Social Media Use and Political Engagement in Korea: Nonlinear Interplay between Categories of Social Networking Sites and Age Groups
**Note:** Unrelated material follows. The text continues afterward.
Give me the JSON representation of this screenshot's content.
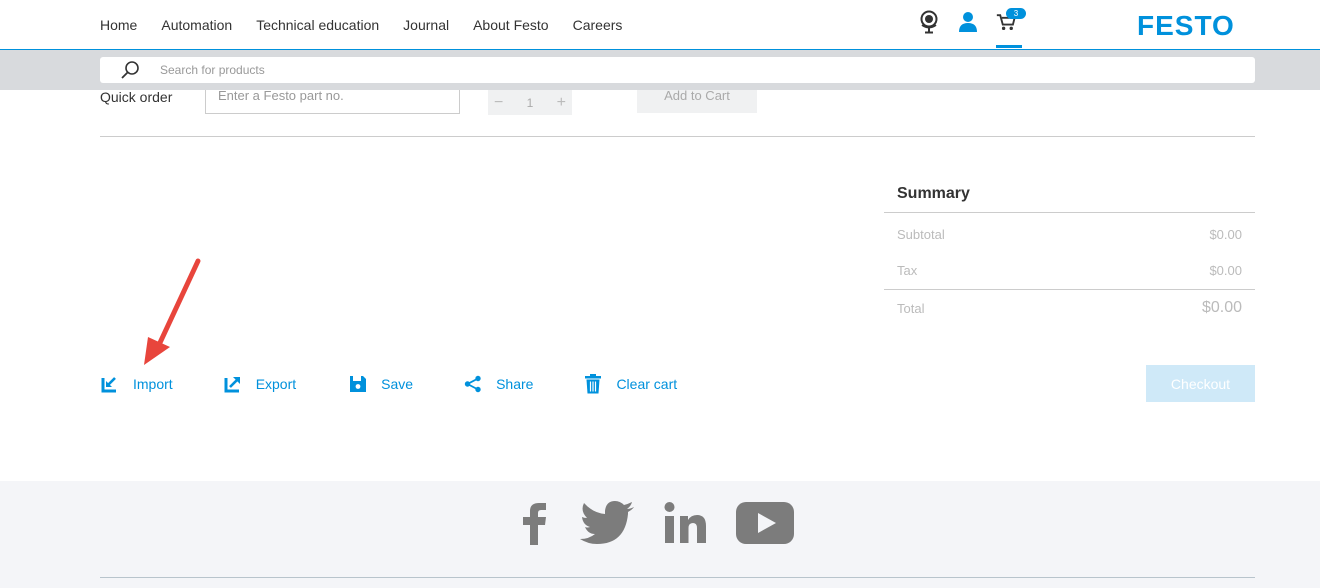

This study examines the relationships between the use of social networking sites and political engagement across age groups in Korea. We assess how Koreans’ frequency of visits to four categories of social networking sites (family and friends, celebrities, politicians, and political pundits) is related to two aspects of political engagement (political knowledge and political participation) based on Synovate’s 2010 online survey of 800 Korean adults who were aged from 18 to 59 years. Linear analyses suggest that the use of all four categories of social networking sites is negatively related to political knowledge and is positively related to political participation across all age groups. However, non-linear analyses suggest more nuanced relations between categories of social networking sites and political engagement across age groups; while the middle-aged group (31-49 years old) appears not to gain more political knowledge by visiting politicians’ and political pundits’ social networking sites more frequently, the younger group (18-30 years old) and the older group (50-39 years old) appear to be benefitting by visiting the same social networking sites. On the other hand, the middle-aged group appears to be more politically participating than any other age groups by visiting social networking sites of celebrities, politicians and political pundits more frequently. The middle-aged group members, who can be generally characterized with their multi-layered media diet and moderately high political interests, may be gaining what we could not capture with our political knowledge measures, one of which could be political participation. Future research can investigate the use patterns of the four social networking sites across age groups in more details.

Nojin Kwak is an associate professor at the University of Michigan Dept. of Communication Studies and the director of the Nam Center for Korean Studies. His research centers on the role of communication media in civic and political engagement. His latest article on the role of the mobile phone in public affairs participation in Korea was published in the 2011 October issue of Asian Journal of Communication. Dr. Kwak recently received a top paper award in the Korean American Communication division at the annual meeting of the International Communication Association in May, 2011. He is the lead organizer of the 2012 ICA Preconference "New Media and Citizenship in Asia."

Dr. Scott Campbell's research examines the social implications of new media, with an emphasis on mobile telephony. Current projects investigate how mobile communication patterns are linked to both the private and public spheres of social life, such as social networking and civic engagement. Several of these projects use a comparative approach to situate the role of mobile communication technology in the larger media landscape and across different societies.